Red Game Without a Great Name is a touch-based Vita game with a standout visual style and a heavy dose of tablet-inspired action/puzzle gaming.
The Vita has increasingly become a platform for indie developers and publishers. This is partly because of a lack of first party support, but also because of digital distribution through the Playstation Store. Much richer in terms of content than Nintendo’s store for 3DS owner, the Playstation Store is home to an ever-growing collection of small Vita games – and Red Game Without a Great Name is one of them. Unlike the majority of games, however, Red Game wasn’t developed with traditional consoles and handhelds in mind. The initial platform for Red Game was iOS, which shows in the heavy use of the Vita’s touch screen.

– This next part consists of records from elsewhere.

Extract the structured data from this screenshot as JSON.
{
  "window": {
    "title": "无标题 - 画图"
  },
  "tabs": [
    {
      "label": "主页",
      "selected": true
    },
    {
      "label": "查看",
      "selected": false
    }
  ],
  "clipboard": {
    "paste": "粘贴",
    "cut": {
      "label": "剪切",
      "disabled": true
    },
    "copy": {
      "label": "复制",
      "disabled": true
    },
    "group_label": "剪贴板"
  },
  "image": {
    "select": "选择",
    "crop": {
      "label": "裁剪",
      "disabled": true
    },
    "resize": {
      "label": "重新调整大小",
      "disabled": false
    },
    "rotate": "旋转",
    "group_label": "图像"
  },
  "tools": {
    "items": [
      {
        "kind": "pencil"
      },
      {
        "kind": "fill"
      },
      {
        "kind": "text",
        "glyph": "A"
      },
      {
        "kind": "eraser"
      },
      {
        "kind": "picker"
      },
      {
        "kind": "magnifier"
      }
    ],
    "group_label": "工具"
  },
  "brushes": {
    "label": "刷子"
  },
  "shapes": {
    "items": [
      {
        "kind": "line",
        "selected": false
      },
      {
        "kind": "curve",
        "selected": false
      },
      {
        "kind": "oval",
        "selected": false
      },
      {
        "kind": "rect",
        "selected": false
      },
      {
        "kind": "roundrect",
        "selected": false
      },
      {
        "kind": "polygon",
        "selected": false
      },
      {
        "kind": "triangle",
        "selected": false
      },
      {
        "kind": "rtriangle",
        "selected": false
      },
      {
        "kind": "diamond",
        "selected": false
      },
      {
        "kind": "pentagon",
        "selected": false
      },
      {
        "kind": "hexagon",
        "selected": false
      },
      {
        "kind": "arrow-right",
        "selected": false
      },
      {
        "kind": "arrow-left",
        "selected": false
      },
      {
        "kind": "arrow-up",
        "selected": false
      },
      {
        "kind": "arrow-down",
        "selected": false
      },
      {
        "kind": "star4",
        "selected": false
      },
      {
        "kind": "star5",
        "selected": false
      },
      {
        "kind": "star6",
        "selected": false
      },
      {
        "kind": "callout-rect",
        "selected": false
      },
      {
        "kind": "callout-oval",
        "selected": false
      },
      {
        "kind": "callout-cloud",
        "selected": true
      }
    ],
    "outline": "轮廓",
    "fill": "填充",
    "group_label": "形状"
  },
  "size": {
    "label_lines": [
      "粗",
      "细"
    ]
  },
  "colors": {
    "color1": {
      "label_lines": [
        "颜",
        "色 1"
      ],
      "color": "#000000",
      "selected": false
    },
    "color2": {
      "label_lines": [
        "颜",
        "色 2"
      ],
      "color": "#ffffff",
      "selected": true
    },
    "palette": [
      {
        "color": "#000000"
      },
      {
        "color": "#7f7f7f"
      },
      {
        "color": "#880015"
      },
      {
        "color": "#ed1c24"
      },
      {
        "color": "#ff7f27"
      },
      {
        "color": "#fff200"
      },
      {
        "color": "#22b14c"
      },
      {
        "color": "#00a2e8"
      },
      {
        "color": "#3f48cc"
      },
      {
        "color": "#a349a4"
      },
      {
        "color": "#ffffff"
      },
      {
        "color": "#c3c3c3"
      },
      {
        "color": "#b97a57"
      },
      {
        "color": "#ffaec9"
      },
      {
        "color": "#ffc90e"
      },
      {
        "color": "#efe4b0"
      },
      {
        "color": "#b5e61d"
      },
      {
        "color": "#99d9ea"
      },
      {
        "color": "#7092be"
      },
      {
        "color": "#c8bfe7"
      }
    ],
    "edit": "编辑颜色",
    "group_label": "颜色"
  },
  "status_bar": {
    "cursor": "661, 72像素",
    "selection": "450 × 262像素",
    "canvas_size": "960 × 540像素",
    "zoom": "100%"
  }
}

In terms of visual style, Red Game Without a Great Name reminded me of Badland, which we covered for the Vita last year. It’s a striking style which effectively uses shades and darkness to offer contrast – in the case of Red Game, contrast with the color red. A lot of red. Despite the similarities, it’s an eye-catching look and it makes for a visually attractive game.

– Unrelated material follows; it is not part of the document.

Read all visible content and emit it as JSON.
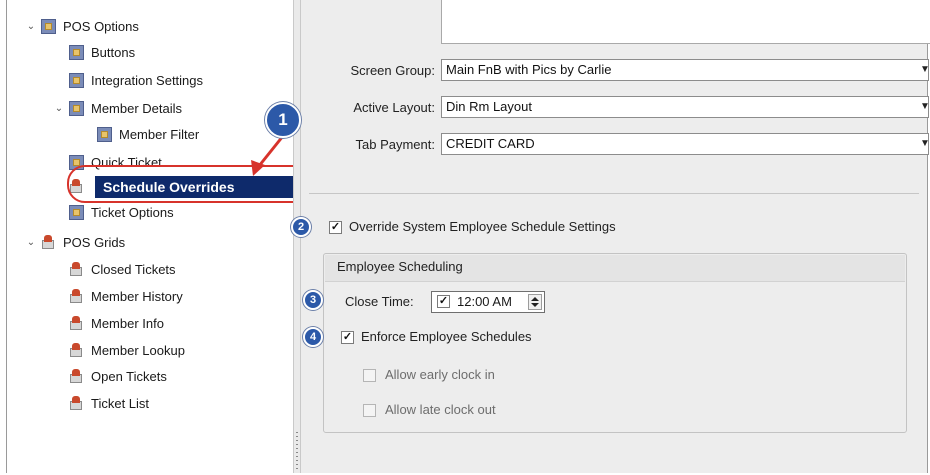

Carefully navigating through levels is another similarity to Badland, but Red Game is a different beast altogether. Optimized for touch, expect to be swiping your way through the game’s 60 or so levels – with a learning curve easing you through the first 10 or so. The core mechanic remains the same throughout the entire game though – you launch your mechanical bird across the screen using finger swipes, with ever more complicated traps standing in your way and in the way of the different collectibles you need to get to a “100% complete” status.
It’s easy to pick up, it’s addictive, but harder to master than you’d think at first. This isn’t just because of the learning curve, it also has a little to do with the Vita as a hardware platform. With a touch screen that’s considerably smaller than an iPad, it’s harder to be accurate when launching – and this will most definitely result in moments of frustration where you thought “you had it”. You’re also under time pressure, making things more challenging, and we’ve spotted a few cases where we couldn’t blame a death solely on the Vita’s screen size – cases where the conversion to the Vita (and its controls) just felt unoptimized. Here’s hoping for a patch that will rectify some of these issues.
Luckily, the level design in the game is excellent – it’s that perfect balance of “I can do it!” and “man, this is frustrating!”. This makes Red Game Without a Great Name a great diversion when traveling and good value for its (budget) price. However, the game is more at home on its native iOS platform, so if you have an iPad then you might want to check that version out instead. If not, then it’s a decent example of tablet-style gaming for your Sony handheld.